- Opening Delimiter -
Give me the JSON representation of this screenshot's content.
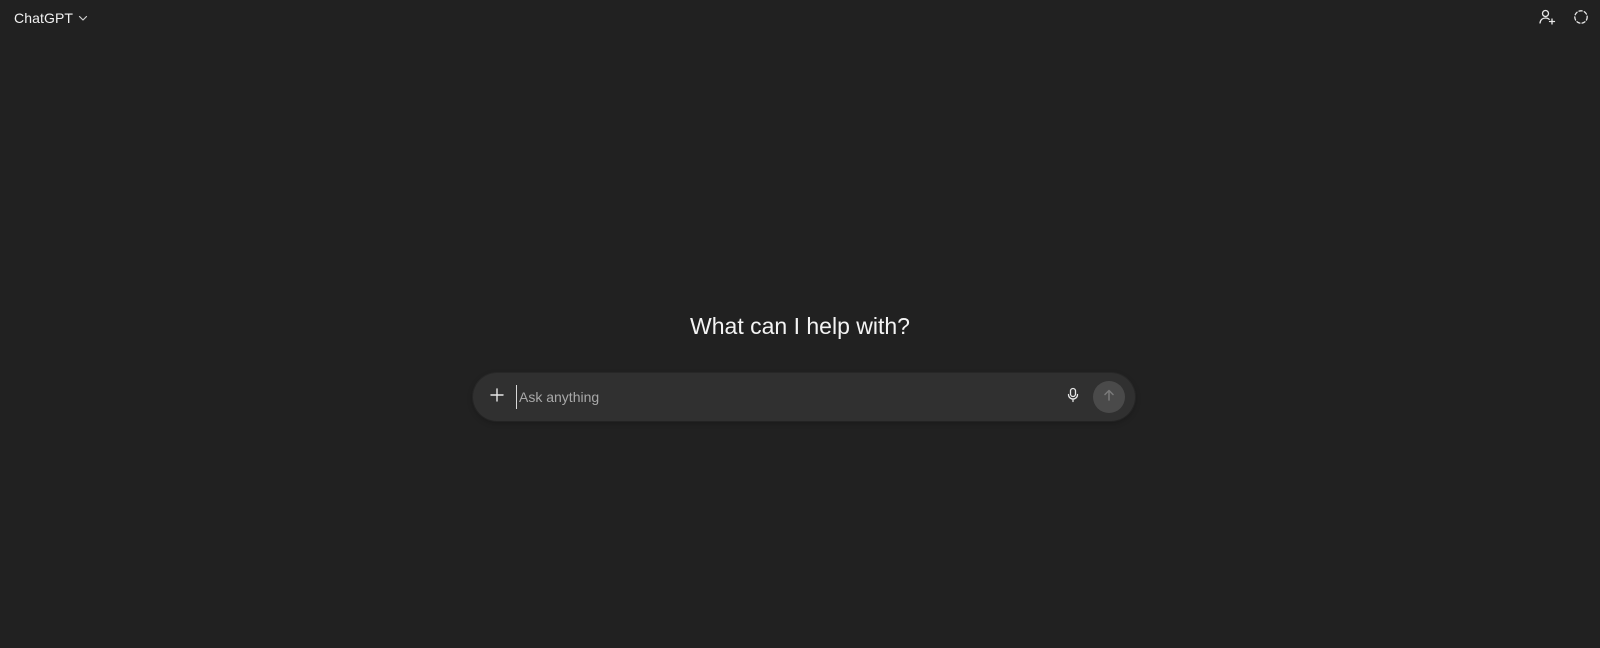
{
  "header": {
    "model_label": "ChatGPT",
    "model_chevron_icon": "chevron-down-icon",
    "actions": [
      {
        "name": "add-people-icon"
      },
      {
        "name": "temporary-chat-icon"
      }
    ]
  },
  "main": {
    "headline": "What can I help with?"
  },
  "composer": {
    "placeholder": "Ask anything",
    "value": "",
    "add_icon": "plus-icon",
    "mic_icon": "microphone-icon",
    "send_icon": "arrow-up-icon"
  },
  "colors": {
    "background": "#212121",
    "composer_bg": "#303030",
    "send_button_disabled": "#4a4a4a",
    "text_primary": "#ececec",
    "placeholder": "#a8a8a8"
  }
}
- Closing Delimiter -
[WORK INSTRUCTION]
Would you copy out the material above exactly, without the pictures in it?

[TASK SOLUTION]
Give me the JSON representation of this screenshot's content.
{
  "header": {
    "model_label": "ChatGPT",
    "model_chevron_icon": "chevron-down-icon",
    "actions": [
      {
        "name": "add-people-icon"
      },
      {
        "name": "temporary-chat-icon"
      }
    ]
  },
  "main": {
    "headline": "What can I help with?"
  },
  "composer": {
    "placeholder": "Ask anything",
    "value": "",
    "add_icon": "plus-icon",
    "mic_icon": "microphone-icon",
    "send_icon": "arrow-up-icon"
  },
  "colors": {
    "background": "#212121",
    "composer_bg": "#303030",
    "send_button_disabled": "#4a4a4a",
    "text_primary": "#ececec",
    "placeholder": "#a8a8a8"
  }
}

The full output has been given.